The country has an innovative environment and climate change investment fund, the Rwanda Green Fund (FONERWA), which invests in public and private projects that help build a strong green economy and provides expert technical assistance to help those investments succeed. Rwanda is also partnered with the Climate Investment Fund to invest in rural off-grid energy solutions, disaster resilience, and climate mitigation.
Rwanda is also a global leader on the Hydrofluorocarbon (HFC) phase-down under the Kigali Amendment to the Montreal Protocol and efficient cooling. Rwanda further helped kick off the CCAC’s Initiative on Efficient Cooling, which they launched at the G7 Environment Ministers Meeting in 2019 along with France, Japan, and Nigeria.
“Energy efficiency in cooling lacks the serious attention that it deserves. We can save $2.9 trillion in operating costs and double our climate benefits by phasing down HFCs and increasing energy efficiency,” said the former Minister of the Environment Vincent Biruta. “We are a coalition that can act fast and Rwanda stands ready to support the CCAC’s efforts in this regard.”
The 2019 Kigali Amendment to the Montreal Protocol, named for Rwanda’s capital city where it was agreed upon, commits to phasing down the use of Hydrofluorocarbons (HFCs), a potent short-lived climate pollutant common in refrigerators and air conditioners. This landmark agreement has the potential to avoiding a 0.4 degree Celsius rise in global temperatures and it could not have happened without Rwanda.

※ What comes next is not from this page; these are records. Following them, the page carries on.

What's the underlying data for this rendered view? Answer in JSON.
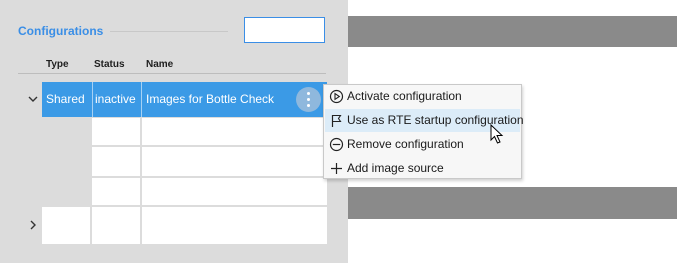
{
  "panel": {
    "title": "Configurations",
    "search_value": ""
  },
  "table": {
    "headers": {
      "type": "Type",
      "status": "Status",
      "name": "Name"
    },
    "selected_row": {
      "type": "Shared",
      "status": "inactive",
      "name": "Images for Bottle Check"
    },
    "expander_expanded": "⌄",
    "expander_collapsed": "›"
  },
  "context_menu": {
    "items": [
      {
        "label": "Activate configuration",
        "icon": "play-circle-icon"
      },
      {
        "label": "Use as RTE startup configuration",
        "icon": "flag-icon"
      },
      {
        "label": "Remove configuration",
        "icon": "minus-circle-icon"
      },
      {
        "label": "Add image source",
        "icon": "plus-icon"
      }
    ],
    "hovered_index": 1
  },
  "colors": {
    "accent": "#3a8ee6",
    "selected_row": "#3b9ae6",
    "menu_hover": "#dcecf8",
    "panel_bg": "#dcdcdc",
    "bar": "#8a8a8a"
  }
}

"The Kigali Amendment was the result of hard work and a dedication to building a future that our children and grandchildren can be proud of, and one that is worthy of their aspirations,” said Biruta.
In 2019, Rwanda released its National Cooling Strategy, the first phase of the Rwanda Cooling Initiative which is a joint effort between the Government and the UN Environment’s United for Efficiency team. The strategy aims to address the countries’ growing need for air conditioners and refrigeration while maintaining a green growth pathway. It recommends actions to expand access to cooling while conserving resources, including an upper limit on the electricity that can be used by typical refrigerants and air conditioners and the promotion of alternative cooling solutions such as shading and natural ventilation. The Rwanda Cooling Initiative also does market assessments to collect data on the current state and future projections of refrigerant and air conditioners and has a Financial Mechanism to get the private sector the needed support to invest in new efficient cooling technology. Rwanda is also a partner of the Kigali Cooling Efficiency Program which works in tandem with the Kigali Amendment by helping developing countries transition to energy efficiency solutions.
Air Quality and Transportation